Journal: Human Brain Mapping
Abstract: Machine learning is becoming an increasingly popular approach for investigating spatially distributed and subtle neuroanatomical alterations in brain‐based disorders. However, some machine learning models have been criticized for requiring a large number of cases in each experimental group, and for resembling a “black box” that provides little or no insight into the nature of the data. In this article, we propose an alternative conceptual and practical approach for investigating brain‐based disorders which aim to overcome these limitations. We used an artificial neural network known as “deep autoencoder” to create a normative model using structural magnetic resonance imaging data from 1,113 healthy people. We then used this model to estimate total and regional neuroanatomical deviation in individual patients with schizophrenia and autism spectrum disorder using two independent data sets (n = 263). We report that the model was able to generate different values of total neuroanatomical deviation for each disease under investigation relative to their control group (p < .005). Furthermore, the model revealed distinct patterns of neuroanatomical deviations for the two diseases, consistent with the existing neuroimaging literature.

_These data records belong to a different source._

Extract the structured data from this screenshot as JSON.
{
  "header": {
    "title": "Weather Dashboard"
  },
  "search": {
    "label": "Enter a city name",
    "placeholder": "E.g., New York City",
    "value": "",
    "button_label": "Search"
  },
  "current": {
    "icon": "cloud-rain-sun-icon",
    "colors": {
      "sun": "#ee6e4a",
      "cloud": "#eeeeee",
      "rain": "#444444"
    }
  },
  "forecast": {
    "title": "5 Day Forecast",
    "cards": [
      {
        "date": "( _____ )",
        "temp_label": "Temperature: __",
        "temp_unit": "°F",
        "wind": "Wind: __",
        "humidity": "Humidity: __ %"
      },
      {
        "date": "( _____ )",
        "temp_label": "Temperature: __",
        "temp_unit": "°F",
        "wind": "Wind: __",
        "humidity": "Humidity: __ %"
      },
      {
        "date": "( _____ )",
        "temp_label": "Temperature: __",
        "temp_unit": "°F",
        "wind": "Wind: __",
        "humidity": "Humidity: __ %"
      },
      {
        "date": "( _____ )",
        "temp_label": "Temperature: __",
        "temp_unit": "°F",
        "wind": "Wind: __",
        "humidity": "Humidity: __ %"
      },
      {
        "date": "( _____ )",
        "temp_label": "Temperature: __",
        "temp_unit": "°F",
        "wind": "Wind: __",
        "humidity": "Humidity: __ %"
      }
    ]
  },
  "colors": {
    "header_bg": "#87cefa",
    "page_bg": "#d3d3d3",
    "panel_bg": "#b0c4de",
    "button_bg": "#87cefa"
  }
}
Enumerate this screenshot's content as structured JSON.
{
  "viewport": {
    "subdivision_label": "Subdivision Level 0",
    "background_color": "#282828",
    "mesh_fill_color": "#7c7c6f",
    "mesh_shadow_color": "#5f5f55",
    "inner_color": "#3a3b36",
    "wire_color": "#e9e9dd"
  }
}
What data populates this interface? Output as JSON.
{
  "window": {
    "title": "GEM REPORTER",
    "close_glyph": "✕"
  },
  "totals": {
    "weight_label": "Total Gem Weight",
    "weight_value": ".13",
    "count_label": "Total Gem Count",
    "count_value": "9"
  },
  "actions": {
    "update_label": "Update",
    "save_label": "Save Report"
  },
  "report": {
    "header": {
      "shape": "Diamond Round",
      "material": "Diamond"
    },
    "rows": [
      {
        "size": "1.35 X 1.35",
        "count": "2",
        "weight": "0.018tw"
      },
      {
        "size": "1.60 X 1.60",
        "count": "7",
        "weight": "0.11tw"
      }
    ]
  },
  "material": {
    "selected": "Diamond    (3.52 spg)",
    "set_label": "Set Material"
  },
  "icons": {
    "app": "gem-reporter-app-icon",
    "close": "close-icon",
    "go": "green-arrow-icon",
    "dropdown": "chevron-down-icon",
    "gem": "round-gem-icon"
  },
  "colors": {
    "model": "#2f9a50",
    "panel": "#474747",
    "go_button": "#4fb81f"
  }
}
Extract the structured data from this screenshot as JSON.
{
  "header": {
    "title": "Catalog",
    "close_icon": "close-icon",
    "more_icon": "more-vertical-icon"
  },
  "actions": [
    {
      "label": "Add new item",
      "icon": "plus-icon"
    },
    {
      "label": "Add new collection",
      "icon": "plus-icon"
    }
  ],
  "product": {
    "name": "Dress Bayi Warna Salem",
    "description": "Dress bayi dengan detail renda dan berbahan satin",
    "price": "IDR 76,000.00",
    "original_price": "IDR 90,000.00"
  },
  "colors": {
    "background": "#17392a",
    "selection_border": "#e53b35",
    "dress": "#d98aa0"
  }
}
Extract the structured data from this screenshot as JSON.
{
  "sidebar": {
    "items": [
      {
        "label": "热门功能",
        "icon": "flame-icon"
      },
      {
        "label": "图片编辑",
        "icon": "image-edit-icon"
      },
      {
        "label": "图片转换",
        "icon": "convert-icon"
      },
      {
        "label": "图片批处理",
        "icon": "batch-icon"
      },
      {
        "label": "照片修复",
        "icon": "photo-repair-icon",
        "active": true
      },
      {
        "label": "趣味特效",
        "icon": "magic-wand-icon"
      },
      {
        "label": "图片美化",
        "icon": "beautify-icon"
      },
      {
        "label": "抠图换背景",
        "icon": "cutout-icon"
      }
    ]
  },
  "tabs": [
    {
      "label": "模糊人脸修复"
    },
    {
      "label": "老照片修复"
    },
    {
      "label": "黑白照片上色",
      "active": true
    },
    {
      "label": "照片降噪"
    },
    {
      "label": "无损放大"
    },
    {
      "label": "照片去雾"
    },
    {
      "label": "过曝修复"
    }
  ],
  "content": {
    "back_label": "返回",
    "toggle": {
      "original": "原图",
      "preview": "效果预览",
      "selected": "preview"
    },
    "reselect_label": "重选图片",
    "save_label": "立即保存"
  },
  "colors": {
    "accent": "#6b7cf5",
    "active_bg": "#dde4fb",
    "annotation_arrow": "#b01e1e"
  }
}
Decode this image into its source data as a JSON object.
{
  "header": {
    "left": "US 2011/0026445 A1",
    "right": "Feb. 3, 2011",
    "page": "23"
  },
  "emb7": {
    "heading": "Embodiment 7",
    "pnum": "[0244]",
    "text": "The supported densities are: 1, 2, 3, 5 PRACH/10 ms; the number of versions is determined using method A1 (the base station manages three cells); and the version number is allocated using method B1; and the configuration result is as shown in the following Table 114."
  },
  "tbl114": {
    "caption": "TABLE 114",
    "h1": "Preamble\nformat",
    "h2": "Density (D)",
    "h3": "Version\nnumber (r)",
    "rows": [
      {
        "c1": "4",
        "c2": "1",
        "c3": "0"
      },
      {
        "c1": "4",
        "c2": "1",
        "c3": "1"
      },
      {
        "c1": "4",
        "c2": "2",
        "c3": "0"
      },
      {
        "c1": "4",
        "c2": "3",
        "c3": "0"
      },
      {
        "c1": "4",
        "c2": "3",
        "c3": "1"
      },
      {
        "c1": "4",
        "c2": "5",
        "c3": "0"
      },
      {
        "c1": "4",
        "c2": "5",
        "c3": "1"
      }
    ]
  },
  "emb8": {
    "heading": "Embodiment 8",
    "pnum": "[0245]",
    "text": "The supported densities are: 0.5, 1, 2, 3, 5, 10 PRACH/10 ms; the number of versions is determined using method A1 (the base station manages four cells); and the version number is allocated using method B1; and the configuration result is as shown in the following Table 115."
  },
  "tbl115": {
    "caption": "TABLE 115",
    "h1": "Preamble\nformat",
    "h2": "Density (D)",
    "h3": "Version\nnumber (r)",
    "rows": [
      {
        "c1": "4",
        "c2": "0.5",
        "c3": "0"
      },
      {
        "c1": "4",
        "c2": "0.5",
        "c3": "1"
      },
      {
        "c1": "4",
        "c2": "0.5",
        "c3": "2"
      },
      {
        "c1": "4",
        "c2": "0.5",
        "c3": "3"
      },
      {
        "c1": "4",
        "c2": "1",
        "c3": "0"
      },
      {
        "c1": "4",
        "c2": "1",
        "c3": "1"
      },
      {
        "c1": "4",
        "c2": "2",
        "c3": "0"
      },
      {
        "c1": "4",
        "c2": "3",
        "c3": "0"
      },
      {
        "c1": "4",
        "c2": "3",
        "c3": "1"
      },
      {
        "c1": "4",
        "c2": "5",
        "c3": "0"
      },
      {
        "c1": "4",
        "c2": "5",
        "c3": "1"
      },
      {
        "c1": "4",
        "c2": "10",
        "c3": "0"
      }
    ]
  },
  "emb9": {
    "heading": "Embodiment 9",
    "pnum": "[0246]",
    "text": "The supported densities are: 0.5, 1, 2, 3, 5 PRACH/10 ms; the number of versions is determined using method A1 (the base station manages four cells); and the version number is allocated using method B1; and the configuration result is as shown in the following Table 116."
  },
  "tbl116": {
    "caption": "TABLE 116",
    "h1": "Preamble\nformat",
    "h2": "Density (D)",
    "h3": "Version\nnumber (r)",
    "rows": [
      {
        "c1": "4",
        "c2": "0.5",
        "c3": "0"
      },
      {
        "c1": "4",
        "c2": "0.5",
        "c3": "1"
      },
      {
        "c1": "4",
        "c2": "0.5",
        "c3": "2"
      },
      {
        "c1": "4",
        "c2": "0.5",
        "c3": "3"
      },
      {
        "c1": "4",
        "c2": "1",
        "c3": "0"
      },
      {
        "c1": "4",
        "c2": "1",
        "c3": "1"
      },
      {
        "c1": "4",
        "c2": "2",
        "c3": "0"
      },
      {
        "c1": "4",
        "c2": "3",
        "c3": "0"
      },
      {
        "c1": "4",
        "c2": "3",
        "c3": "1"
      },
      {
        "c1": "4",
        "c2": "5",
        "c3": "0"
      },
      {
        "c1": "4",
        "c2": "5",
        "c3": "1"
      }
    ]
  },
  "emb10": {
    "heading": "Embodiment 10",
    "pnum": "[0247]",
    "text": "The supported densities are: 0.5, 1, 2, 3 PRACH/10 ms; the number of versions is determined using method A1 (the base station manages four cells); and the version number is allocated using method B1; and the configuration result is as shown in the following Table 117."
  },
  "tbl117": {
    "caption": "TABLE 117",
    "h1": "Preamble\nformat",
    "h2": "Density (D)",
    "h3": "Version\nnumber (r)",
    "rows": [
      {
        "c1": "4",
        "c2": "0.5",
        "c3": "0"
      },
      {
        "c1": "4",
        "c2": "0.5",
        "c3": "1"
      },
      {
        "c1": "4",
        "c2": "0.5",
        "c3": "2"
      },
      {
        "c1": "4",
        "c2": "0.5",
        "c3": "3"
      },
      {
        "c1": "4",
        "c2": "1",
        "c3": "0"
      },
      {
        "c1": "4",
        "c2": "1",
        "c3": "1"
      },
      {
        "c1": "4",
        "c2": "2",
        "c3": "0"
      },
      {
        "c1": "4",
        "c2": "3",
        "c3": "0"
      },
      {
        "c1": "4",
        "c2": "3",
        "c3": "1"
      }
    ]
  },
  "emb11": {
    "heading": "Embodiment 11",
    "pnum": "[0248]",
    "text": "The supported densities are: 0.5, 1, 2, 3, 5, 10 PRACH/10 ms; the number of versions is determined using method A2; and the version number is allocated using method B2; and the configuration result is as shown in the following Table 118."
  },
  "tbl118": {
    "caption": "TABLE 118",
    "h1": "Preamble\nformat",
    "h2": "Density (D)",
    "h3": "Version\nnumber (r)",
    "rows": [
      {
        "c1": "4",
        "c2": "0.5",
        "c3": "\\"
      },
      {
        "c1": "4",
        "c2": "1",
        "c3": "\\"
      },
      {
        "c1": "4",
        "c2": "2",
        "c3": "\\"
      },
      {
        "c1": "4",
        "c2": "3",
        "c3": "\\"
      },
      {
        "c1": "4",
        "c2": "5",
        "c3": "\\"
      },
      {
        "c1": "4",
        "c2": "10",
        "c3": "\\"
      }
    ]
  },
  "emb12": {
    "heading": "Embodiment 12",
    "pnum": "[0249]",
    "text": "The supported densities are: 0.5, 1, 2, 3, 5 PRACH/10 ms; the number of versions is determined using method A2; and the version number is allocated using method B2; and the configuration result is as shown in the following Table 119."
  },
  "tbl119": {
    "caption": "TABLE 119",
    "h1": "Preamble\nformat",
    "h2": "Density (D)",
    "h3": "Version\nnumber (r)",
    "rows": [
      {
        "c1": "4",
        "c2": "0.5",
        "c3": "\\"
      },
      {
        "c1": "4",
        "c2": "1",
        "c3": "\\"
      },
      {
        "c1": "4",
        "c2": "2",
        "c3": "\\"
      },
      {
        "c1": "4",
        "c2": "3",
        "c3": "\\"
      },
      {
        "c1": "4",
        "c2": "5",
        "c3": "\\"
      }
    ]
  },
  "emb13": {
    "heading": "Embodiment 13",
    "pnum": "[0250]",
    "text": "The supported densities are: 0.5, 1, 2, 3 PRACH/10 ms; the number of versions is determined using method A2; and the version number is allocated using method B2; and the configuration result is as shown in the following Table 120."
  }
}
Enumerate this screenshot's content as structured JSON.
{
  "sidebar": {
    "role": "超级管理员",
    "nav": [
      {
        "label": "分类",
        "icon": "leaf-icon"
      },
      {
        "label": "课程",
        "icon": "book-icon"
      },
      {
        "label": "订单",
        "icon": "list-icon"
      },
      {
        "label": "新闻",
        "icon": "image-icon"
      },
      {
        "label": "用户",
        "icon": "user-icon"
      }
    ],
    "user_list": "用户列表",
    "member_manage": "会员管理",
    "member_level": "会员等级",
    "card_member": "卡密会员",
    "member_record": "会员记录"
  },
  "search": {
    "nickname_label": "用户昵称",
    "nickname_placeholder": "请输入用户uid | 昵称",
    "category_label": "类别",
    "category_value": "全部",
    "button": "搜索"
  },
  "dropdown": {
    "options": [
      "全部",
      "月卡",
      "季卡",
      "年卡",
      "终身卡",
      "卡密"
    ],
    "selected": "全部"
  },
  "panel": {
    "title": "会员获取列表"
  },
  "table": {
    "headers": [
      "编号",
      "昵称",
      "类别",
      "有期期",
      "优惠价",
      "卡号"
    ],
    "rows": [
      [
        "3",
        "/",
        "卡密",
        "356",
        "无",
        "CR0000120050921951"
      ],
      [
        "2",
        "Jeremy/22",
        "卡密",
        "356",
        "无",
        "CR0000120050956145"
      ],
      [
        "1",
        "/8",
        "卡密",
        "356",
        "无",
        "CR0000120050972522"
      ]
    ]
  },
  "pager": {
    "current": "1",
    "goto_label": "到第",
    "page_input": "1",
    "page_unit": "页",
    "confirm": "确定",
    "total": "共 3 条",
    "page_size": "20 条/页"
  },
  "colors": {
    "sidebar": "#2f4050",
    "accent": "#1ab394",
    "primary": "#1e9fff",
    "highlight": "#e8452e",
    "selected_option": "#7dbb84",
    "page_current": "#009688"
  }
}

We conclude that the deep autoencoder provides a flexible and promising framework for assessing total and regional neuroanatomical deviations in neuropsychiatric populations.